- Your task -
From the data below, copy each line that includes the word "frame".

- Data supplied -
++++++++
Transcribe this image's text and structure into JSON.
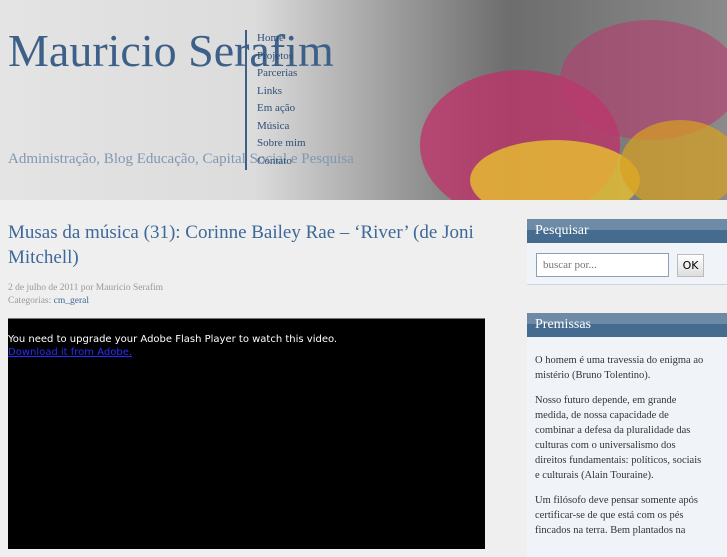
{
  "header": {
    "title": "Mauricio Serafim",
    "tagline": "Administração, Blog Educação, Capital Social e Pesquisa"
  },
  "nav": [
    "Home",
    "Projetos",
    "Parcerias",
    "Links",
    "Em ação",
    "Música",
    "Sobre mim",
    "Contato"
  ],
  "post": {
    "title": "Musas da música (31): Corinne Bailey Rae – ‘River’ (de Joni Mitchell)",
    "date_line": "2 de julho de 2011 por Mauricio Serafim",
    "categories_label": "Categorias:",
    "category": "cm_geral",
    "flash_message": "You need to upgrade your Adobe Flash Player to watch this video.",
    "flash_link": "Download it from Adobe."
  },
  "sidebar": {
    "search_title": "Pesquisar",
    "search_placeholder": "buscar por...",
    "search_button": "OK",
    "premissas_title": "Premissas",
    "quotes": [
      "O homem é uma travessia do enigma ao mistério (Bruno Tolentino).",
      "Nosso futuro depende, em grande medida, de nossa capacidade de combinar a defesa da pluralidade das culturas com o universalismo dos direitos fundamentais: políticos, sociais e culturais (Alain Touraine).",
      "Um filósofo deve pensar somente após certificar-se de que está com os pés fincados na terra. Bem plantados na"
    ]
  }
}
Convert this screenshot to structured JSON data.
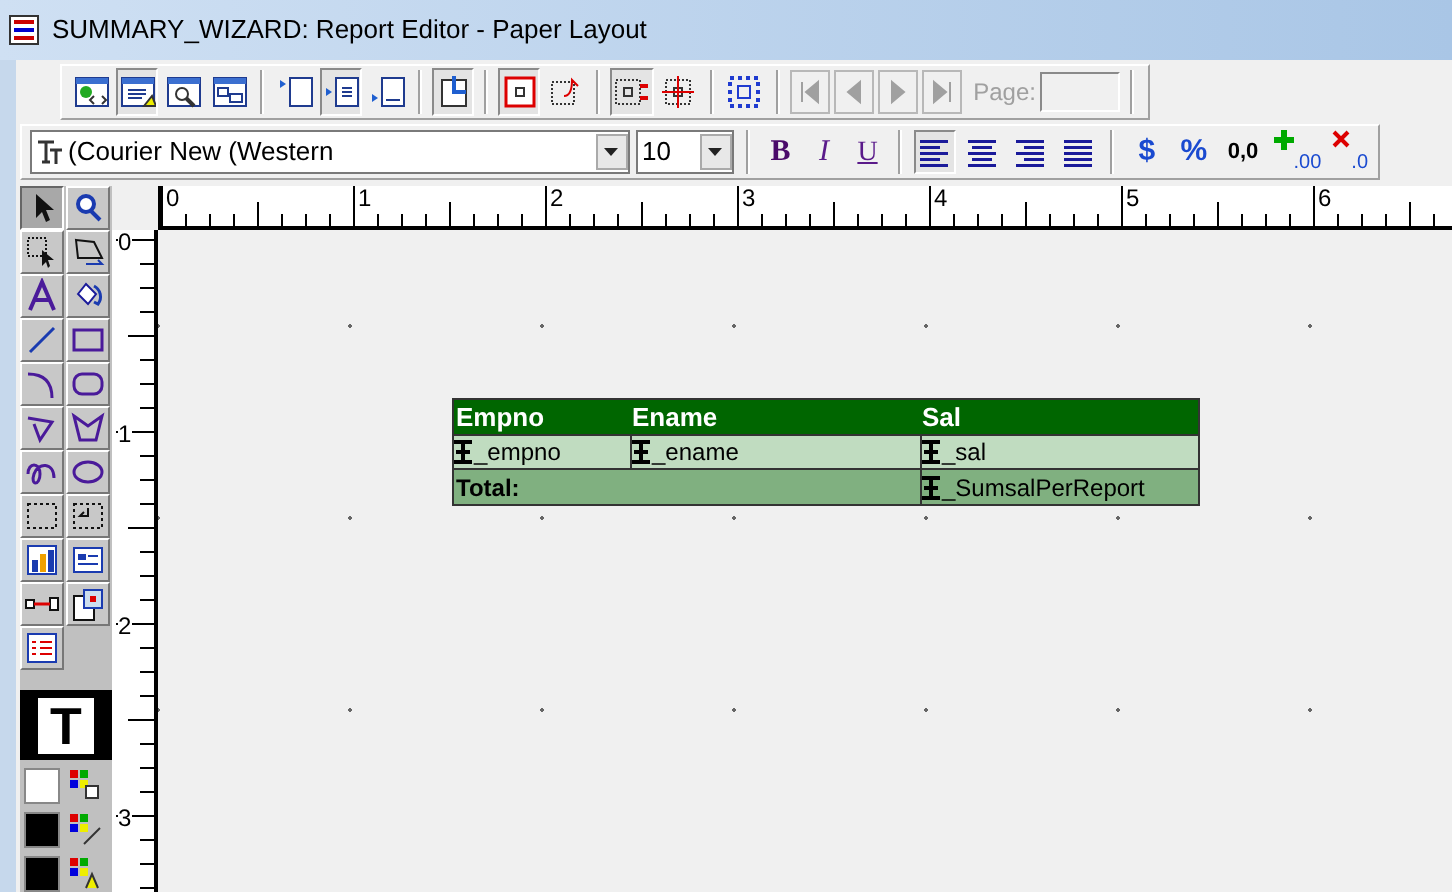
{
  "window": {
    "title": "SUMMARY_WIZARD: Report Editor - Paper Layout"
  },
  "toolbar_1": {
    "groups": [
      [
        {
          "kind": "web-source",
          "selected": false
        },
        {
          "kind": "paper-design",
          "selected": true
        },
        {
          "kind": "preview",
          "selected": false
        },
        {
          "kind": "data-model",
          "selected": false
        }
      ],
      [
        {
          "kind": "header",
          "selected": false
        },
        {
          "kind": "main",
          "selected": true
        },
        {
          "kind": "trailer",
          "selected": false
        }
      ],
      [
        {
          "kind": "confine",
          "selected": true
        }
      ],
      [
        {
          "kind": "flex-frame",
          "selected": true
        },
        {
          "kind": "flex-move",
          "selected": false
        }
      ],
      [
        {
          "kind": "align",
          "selected": true
        },
        {
          "kind": "distribute",
          "selected": false
        }
      ],
      [
        {
          "kind": "select-parent",
          "selected": false
        }
      ]
    ],
    "navigation": [
      {
        "kind": "first"
      },
      {
        "kind": "previous"
      },
      {
        "kind": "next"
      },
      {
        "kind": "last"
      }
    ],
    "page_label": "Page:",
    "navigation_disabled": true
  },
  "toolbar_2": {
    "font": "(Courier New (Western",
    "size": "10",
    "styles": [
      {
        "label": "B",
        "kind": "bold"
      },
      {
        "label": "I",
        "kind": "italic"
      },
      {
        "label": "U",
        "kind": "underline"
      }
    ],
    "alignments": [
      {
        "kind": "left",
        "selected": true
      },
      {
        "kind": "center",
        "selected": false
      },
      {
        "kind": "right",
        "selected": false
      },
      {
        "kind": "justify",
        "selected": false
      }
    ],
    "formats": [
      {
        "kind": "currency",
        "label": "$"
      },
      {
        "kind": "percent",
        "label": "%"
      },
      {
        "kind": "commas",
        "label": "0,0"
      },
      {
        "kind": "add-decimal",
        "label": ".00"
      },
      {
        "kind": "remove-decimal",
        "label": ".0"
      }
    ]
  },
  "tool_palette": {
    "tools": [
      {
        "kind": "select",
        "selected": true
      },
      {
        "kind": "magnify",
        "selected": false
      },
      {
        "kind": "frame-select",
        "selected": false
      },
      {
        "kind": "reshape",
        "selected": false
      },
      {
        "kind": "text",
        "selected": false
      },
      {
        "kind": "rotate",
        "selected": false
      },
      {
        "kind": "line",
        "selected": false
      },
      {
        "kind": "rectangle",
        "selected": false
      },
      {
        "kind": "arc",
        "selected": false
      },
      {
        "kind": "rounded-rectangle",
        "selected": false
      },
      {
        "kind": "polyline",
        "selected": false
      },
      {
        "kind": "polygon",
        "selected": false
      },
      {
        "kind": "freehand",
        "selected": false
      },
      {
        "kind": "ellipse",
        "selected": false
      },
      {
        "kind": "frame",
        "selected": false
      },
      {
        "kind": "repeating-frame",
        "selected": false
      },
      {
        "kind": "chart",
        "selected": false
      },
      {
        "kind": "form",
        "selected": false
      },
      {
        "kind": "link",
        "selected": false
      },
      {
        "kind": "ole",
        "selected": false
      },
      {
        "kind": "field-list",
        "selected": false
      }
    ],
    "text_sample": "T",
    "swatches": [
      {
        "kind": "fill",
        "color": "#ffffff"
      },
      {
        "kind": "line",
        "color": "#000000"
      },
      {
        "kind": "text",
        "color": "#000000"
      }
    ]
  },
  "rulers": {
    "horizontal": [
      "0",
      "1",
      "2",
      "3",
      "4",
      "5",
      "6"
    ],
    "vertical": [
      "0",
      "1",
      "2",
      "3"
    ]
  },
  "report": {
    "columns": [
      "Empno",
      "Ename",
      "Sal"
    ],
    "rows": [
      [
        "_empno",
        "_ename",
        "_sal"
      ]
    ],
    "total": {
      "label": "Total:",
      "value": "_SumsalPerReport"
    }
  }
}
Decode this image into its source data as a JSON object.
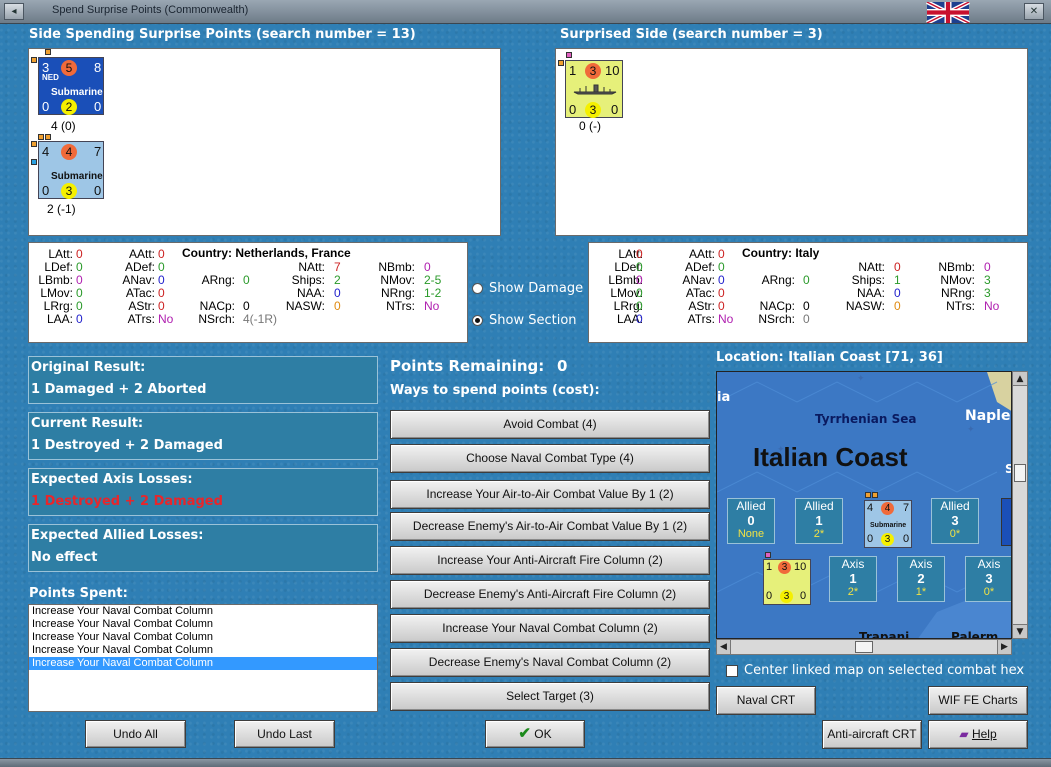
{
  "window": {
    "title": "Spend Surprise Points (Commonwealth)"
  },
  "left_side": {
    "heading": "Side Spending Surprise Points (search number = 13)",
    "units": [
      {
        "top_left": "3",
        "top_mid": "5",
        "top_right": "8",
        "nation": "NED",
        "type": "Submarine",
        "bot_left": "0",
        "bot_mid": "2",
        "bot_right": "0",
        "caption": "4 (0)"
      },
      {
        "top_left": "4",
        "top_mid": "4",
        "top_right": "7",
        "nation": "",
        "type": "Submarine",
        "bot_left": "0",
        "bot_mid": "3",
        "bot_right": "0",
        "caption": "2 (-1)"
      }
    ]
  },
  "right_side": {
    "heading": "Surprised Side (search number = 3)",
    "units": [
      {
        "top_left": "1",
        "top_mid": "3",
        "top_right": "10",
        "bot_left": "0",
        "bot_mid": "3",
        "bot_right": "0",
        "caption": "0 (-)"
      }
    ]
  },
  "left_stats": {
    "country": "Country: Netherlands, France",
    "LAtt": "0",
    "LDef": "0",
    "LBmb": "0",
    "LMov": "0",
    "LRrg": "0",
    "LAA": "0",
    "AAtt": "0",
    "ADef": "0",
    "ANav": "0",
    "ATac": "0",
    "AStr": "0",
    "ATrs": "No",
    "ARng": "0",
    "NACp": "0",
    "NAtt": "7",
    "Ships": "2",
    "NAA": "0",
    "NASW": "0",
    "NSrch": "4(-1R)",
    "NBmb": "0",
    "NMov": "2-5",
    "NRng": "1-2",
    "NTrs": "No"
  },
  "right_stats": {
    "country": "Country: Italy",
    "LAtt": "0",
    "LDef": "0",
    "LBmb": "0",
    "LMov": "0",
    "LRrg": "0",
    "LAA": "0",
    "AAtt": "0",
    "ADef": "0",
    "ANav": "0",
    "ATac": "0",
    "AStr": "0",
    "ATrs": "No",
    "ARng": "0",
    "NACp": "0",
    "NAtt": "0",
    "Ships": "1",
    "NAA": "0",
    "NASW": "0",
    "NSrch": "0",
    "NBmb": "0",
    "NMov": "3",
    "NRng": "3",
    "NTrs": "No"
  },
  "toggles": {
    "show_damage": "Show Damage",
    "show_section": "Show Section"
  },
  "results": {
    "original_h": "Original Result:",
    "original_b": "1 Damaged + 2 Aborted",
    "current_h": "Current Result:",
    "current_b": "1 Destroyed + 2 Damaged",
    "axis_h": "Expected Axis Losses:",
    "axis_b": "1 Destroyed + 2 Damaged",
    "allied_h": "Expected Allied Losses:",
    "allied_b": "No effect"
  },
  "points_spent": {
    "label": "Points Spent:",
    "items": [
      "Increase Your Naval Combat Column",
      "Increase Your Naval Combat Column",
      "Increase Your Naval Combat Column",
      "Increase Your Naval Combat Column",
      "Increase Your Naval Combat Column"
    ]
  },
  "spend": {
    "remaining_label": "Points Remaining:",
    "remaining_value": "0",
    "ways_label": "Ways to spend points (cost):",
    "options": [
      "Avoid Combat (4)",
      "Choose Naval Combat Type (4)",
      "Increase Your Air-to-Air Combat Value By 1 (2)",
      "Decrease Enemy's Air-to-Air Combat Value By 1 (2)",
      "Increase Your Anti-Aircraft Fire Column (2)",
      "Decrease Enemy's Anti-Aircraft Fire Column (2)",
      "Increase Your Naval Combat Column (2)",
      "Decrease Enemy's Naval Combat Column (2)",
      "Select Target (3)"
    ]
  },
  "location": {
    "label": "Location: Italian Coast [71, 36]",
    "sea": "Tyrrhenian Sea",
    "area": "Italian Coast",
    "place_left": "ia",
    "place_right": "Naple",
    "place_right2": "S",
    "place_bottom1": "Trapani",
    "place_bottom2": "Palerm",
    "boxes": [
      {
        "side": "Allied",
        "num": "0",
        "sub": "None"
      },
      {
        "side": "Allied",
        "num": "1",
        "sub": "2*"
      },
      {
        "side": "Allied",
        "num": "3",
        "sub": "0*"
      },
      {
        "side": "Axis",
        "num": "1",
        "sub": "2*"
      },
      {
        "side": "Axis",
        "num": "2",
        "sub": "1*"
      },
      {
        "side": "Axis",
        "num": "3",
        "sub": "0*"
      }
    ],
    "map_unit_allied": {
      "tl": "4",
      "tm": "4",
      "tr": "7",
      "type": "Submarine",
      "bl": "0",
      "bm": "3",
      "br": "0"
    },
    "map_unit_axis": {
      "tl": "1",
      "tm": "3",
      "tr": "10",
      "bl": "0",
      "bm": "3",
      "br": "0"
    },
    "center_label": "Center linked map on selected combat hex"
  },
  "buttons": {
    "undo_all": "Undo All",
    "undo_last": "Undo Last",
    "ok": "OK",
    "naval_crt": "Naval CRT",
    "wif_charts": "WIF FE Charts",
    "aa_crt": "Anti-aircraft CRT",
    "help": "Help"
  },
  "colors": {
    "red_text": "#e8262b",
    "value_green": "#2a9a2a",
    "value_red": "#cc2222",
    "value_blue": "#2222cc",
    "value_magenta": "#b020b0"
  }
}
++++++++
- Task answer -
          "kind": "flex-frame",
        "kind": "frame-select",
        "kind": "frame",
        "kind": "repeating-frame",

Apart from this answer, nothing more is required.